She tossed it toys, had it walk on mats of various surfaces, opened an umbrella nearby and held different scents under its nose.
Young explained that the bib the pup wore was to start getting it used to the feel of a guide harness or service vest.
Before we left, the volunteer held the little one up to the window so we could feverishly wave like five-year-olds at a parade and exclaim, “Hello, puppy!”
The whelping, or delivery, area is off-limits, but we could watch the mothers and their litters on a wall of video feeds.
Some 275 puppies are born at the facility each year, which has a six-person genetics and reproduction staff.
About 40 to 50 females are mated with 15 males – breeders live at homes of volunteer breeder hosts, which must be no more than 75 minutes from campus “for reproductive urgency”, Young said.
Young said the dogs born here usually grow to 45 or 50 pounds, which is relatively small for the breed. The focus, she said, is on health and temperament.
At about 12 weeks, the dogs go to trained volunteer puppy raisers – there are about 300 spread across seven southeastern states.
Their job is to socialise the dog and give it many opportunities to be out in public. The dogs are returned to the centre for “university” at about 15 months.
“The most-asked question on the tours is how the puppy raisers are able to give the dogs back,” Young said.
“What they tell us is, ‘I love this puppy, but someone else needs it.’ ” As for the puppy’s reaction, “They’re really great at bonding to the next person,” she said.
As we walked across campus to the veterinary centre, we saw a couple of people walking adult dogs, but most canines in training were out and about on different tasks, including walking city streets and going to shopping areas all over the greater Tampa Bay area, Young said.
At the veterinary centre, where some 700 puppies and dogs are cared for each year, we watched another short video that explained the centre’s use of advanced medicine as well as holistic approaches. The centre will soon add a conditioning aquatic centre and hydrotherapy tanks.
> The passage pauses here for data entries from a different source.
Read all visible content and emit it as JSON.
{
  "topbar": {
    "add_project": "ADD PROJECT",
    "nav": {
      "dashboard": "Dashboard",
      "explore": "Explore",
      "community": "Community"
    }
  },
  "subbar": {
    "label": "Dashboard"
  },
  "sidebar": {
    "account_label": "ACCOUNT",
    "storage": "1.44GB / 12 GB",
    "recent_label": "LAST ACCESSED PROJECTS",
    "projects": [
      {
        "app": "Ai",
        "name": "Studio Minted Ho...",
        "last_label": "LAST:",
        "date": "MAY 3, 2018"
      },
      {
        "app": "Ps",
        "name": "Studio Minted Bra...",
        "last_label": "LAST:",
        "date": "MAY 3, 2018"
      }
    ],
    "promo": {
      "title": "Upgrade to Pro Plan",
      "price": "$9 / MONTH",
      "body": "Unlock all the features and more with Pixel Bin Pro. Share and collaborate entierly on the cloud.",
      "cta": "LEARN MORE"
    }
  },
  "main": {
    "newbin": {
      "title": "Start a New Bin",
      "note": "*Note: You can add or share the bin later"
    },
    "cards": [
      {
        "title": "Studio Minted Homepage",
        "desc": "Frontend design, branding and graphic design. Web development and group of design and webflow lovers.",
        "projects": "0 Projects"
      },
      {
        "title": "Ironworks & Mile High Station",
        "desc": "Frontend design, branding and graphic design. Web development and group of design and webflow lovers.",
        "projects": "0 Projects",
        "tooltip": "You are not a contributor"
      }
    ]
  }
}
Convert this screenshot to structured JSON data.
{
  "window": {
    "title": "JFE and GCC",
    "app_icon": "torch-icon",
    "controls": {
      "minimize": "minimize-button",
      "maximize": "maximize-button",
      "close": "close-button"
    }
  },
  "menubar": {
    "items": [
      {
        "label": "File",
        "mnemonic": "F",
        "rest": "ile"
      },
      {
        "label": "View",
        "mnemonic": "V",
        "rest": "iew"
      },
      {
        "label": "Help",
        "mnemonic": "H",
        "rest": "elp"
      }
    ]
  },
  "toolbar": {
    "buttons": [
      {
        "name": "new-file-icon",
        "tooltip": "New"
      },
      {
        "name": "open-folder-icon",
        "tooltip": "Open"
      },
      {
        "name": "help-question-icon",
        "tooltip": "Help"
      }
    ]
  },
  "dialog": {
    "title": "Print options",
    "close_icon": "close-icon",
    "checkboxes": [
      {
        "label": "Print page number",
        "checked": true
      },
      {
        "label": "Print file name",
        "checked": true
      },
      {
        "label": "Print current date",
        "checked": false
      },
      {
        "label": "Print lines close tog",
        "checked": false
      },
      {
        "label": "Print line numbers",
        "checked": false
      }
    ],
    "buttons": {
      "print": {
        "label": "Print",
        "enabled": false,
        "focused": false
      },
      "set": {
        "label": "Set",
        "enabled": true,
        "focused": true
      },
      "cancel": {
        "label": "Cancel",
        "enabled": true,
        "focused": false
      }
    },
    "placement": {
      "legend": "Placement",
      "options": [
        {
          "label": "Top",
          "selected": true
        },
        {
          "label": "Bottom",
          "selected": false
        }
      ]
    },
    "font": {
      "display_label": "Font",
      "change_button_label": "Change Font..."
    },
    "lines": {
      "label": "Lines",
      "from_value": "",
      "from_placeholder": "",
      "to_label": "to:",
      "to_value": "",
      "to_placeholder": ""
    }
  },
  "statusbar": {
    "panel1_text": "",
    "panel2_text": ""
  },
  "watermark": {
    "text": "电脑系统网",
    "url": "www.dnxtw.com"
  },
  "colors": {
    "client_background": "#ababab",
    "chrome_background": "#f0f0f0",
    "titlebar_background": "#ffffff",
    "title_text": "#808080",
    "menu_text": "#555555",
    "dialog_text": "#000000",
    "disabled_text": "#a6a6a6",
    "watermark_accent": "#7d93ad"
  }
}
“I have something exciting for you,” Young told us as an attendant trotted up with the energetic Papa Bear, a nearly two-year-old yellow lab who had nearly completed university. We all but lunged at him, taking turns giving and receiving hugs and kisses.
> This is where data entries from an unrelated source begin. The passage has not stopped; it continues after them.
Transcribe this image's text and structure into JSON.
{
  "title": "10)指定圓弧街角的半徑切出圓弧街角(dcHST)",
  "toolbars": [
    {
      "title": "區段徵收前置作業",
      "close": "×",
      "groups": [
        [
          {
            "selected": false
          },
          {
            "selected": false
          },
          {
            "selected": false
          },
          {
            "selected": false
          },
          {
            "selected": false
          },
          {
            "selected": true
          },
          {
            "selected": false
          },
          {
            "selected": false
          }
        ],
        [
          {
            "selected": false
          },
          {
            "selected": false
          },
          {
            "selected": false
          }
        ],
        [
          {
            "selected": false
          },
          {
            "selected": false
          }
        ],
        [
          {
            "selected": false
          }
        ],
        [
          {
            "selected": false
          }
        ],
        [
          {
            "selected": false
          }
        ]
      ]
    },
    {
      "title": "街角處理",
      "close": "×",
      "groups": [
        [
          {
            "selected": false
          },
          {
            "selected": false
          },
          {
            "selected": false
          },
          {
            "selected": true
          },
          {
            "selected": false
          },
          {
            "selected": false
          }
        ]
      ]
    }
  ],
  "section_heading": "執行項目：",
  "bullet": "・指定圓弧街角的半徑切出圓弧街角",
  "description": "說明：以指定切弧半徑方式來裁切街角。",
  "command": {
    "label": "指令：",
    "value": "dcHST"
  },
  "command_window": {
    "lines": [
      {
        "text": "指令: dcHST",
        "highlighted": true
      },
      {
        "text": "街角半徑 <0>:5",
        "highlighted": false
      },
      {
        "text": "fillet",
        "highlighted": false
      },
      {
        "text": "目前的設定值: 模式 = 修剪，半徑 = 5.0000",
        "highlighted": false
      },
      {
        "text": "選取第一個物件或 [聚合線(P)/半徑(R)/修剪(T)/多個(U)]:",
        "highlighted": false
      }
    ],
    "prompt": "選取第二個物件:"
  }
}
As I brushed his hair off my clothes, I asked Young if the stellar scientists here have done anything to eliminate shedding. Sadly, the answer was no.
Next on the stop was the new indoor training centre, where we learnt that before the guide dogs graduate, they’ll learn more than 40 commands, while service dogs will learn up to 20.
The guide dogs also learn “intelligent disobedience” in case they’ve outsmarted their humans.
Throughout the training programme, only positive reinforcement is used, initially with the aid of treats but later solely through verbal praise and petting.
Young said the matching of dogs to humans, done when the dogs are around two-years-old, is an art and a science, with trainers considering personalities, and an individual’s lifestyle, pace, and activity level.
The dogs typically work until they’re 11 years old, the mandated retirement age. (Dogs that appear not suited for guide or service work go into different “careers”, including public service, such as drug detection, and private adoption.)
Each year, several classes are held to teach the “handlers”, people receiving the dogs, how to work with them.
They stay for two to three weeks and are housed in private rooms with en suite bathrooms – indoors for the human and out back for the canine.
A highlight during the course is ‘Puppy Raiser Day’, when the puppy raisers come to see their grown pup and the person matched to the dog.
“The dog is surrounded by the three people it loves the most and the people who love the dog the most: the handler, the raiser and the trainer,” Young said. “There are a lot of tears.”
At the tail end of our tour, we happened upon a trio of cavorting labs in an outdoors fenced-in area.
They’d just finished lunch and their trainers were giving them a break before their next lesson. For our group, it was the final treat: Puppies! – Text & Photos by The Washington Post